How to Connect Teachers to Their Purpose
Teachers cannot be thought of as just employees. It is important that we treat teachers as the professionals they are. If we want teachers to feel connected to the purpose of teaching, we must include them in relevant decision-making processes at the school level. This means tapping teachers to be part of appropriate and meaningful decision-making committees. These individuals might not be key decision-makers per se, but they will have power to carry the voice of their team to the administration.
Research by OECD has found schools and systems that had the most success recovering from the pandemic had established collaborative working groups or committees—to make decisions about how to approach teaching during various phases of the pandemic—that included strong teacher participation at all levels (Hargreaves, 2021). These committees were both already existing and created in response to the pandemic. Embedding teacher participation into such working groups affirms the value of teachers in leading the work of developing and improving how the school serves students, not just carrying policies out. It also gives teachers a greater stake in the bigger picture of their work. In addition, connecting more teachers with important decision-making processes automatically creates more buy-in, which makes implementation of key decisions much easier.
Purpose is closely linked to an individual’s “why.” Most educators have a sense of why they chose teaching, and helping teachers remember that reason is another way leaders can ensure a purpose-driven culture. Moreover, allowing teachers the space to share their own personal mission in some way, such as by encouraging them to post a phrase reflecting that mission—perhaps on their computer, on their classroom door, or on their ID badge—connects teachers to the work and profession. Sharing our missions also creates a sense of community.
Good Teachers Are Hard to Keep
In the wake of a global pandemic and the attending challenging working conditions, the impact of burnout, stress, and frustration on teachers and students is unignorable. Good teachers are hard to find, grow, and keep. To do so, we must attend to the heart of teaching—the connections that exist between teachers and students, teachers and teachers, teachers and their leaders, and teachers and the work of teaching.
Michelle Hope is an assistant principal in a K–5 elementary school in Memphis, Tennessee.
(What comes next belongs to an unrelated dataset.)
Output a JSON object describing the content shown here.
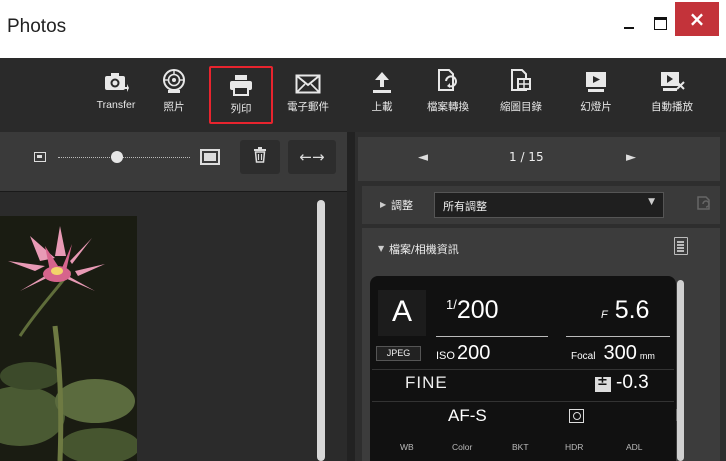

She has extensive teaching, district-level coaching, and school leadership experience.
Cardoza, K. (Host). (2021, April). “We need to be nurtured too: Many teachers say they’re reaching a breaking point.” [Podcast]. Special Series: The Coronavirus Crisis. NPR.
Cook, C. R., Coco, S., Zhang, Y., Fiat, A. E., Duong, M., Renshaw, T. L., et al. (2018). Cultivating positive teacher-student relationships: Preliminary evaluation of the Establish–Maintain–Restore (EMR) method. School Psychology Review, 47(3), 226–243.
Donohoo, J. (2017). Collective teacher efficacy research: Implications for professional learning. Journal of Professional Capital and Community, 2(2), 101–116.
Hargreaves, A. (2021). What the COVID-19 pandemic has taught us about teachers and teaching. FACETS, 6(1), 1835–1863.
Hargreaves, A., & O’Connor, M. T. (2018). Solidarity with solidity: The case for collaborative professionalism. Phi Delta Kappan, 100(1), 20–24.
Pedota, P. J. (2015) How can student success support teacher self-efficacy and retention? Clearing House, 88(2).
Schwartz, T., & Porath, C. (2014, June 1). “Why You Hate Work.” The New York Times.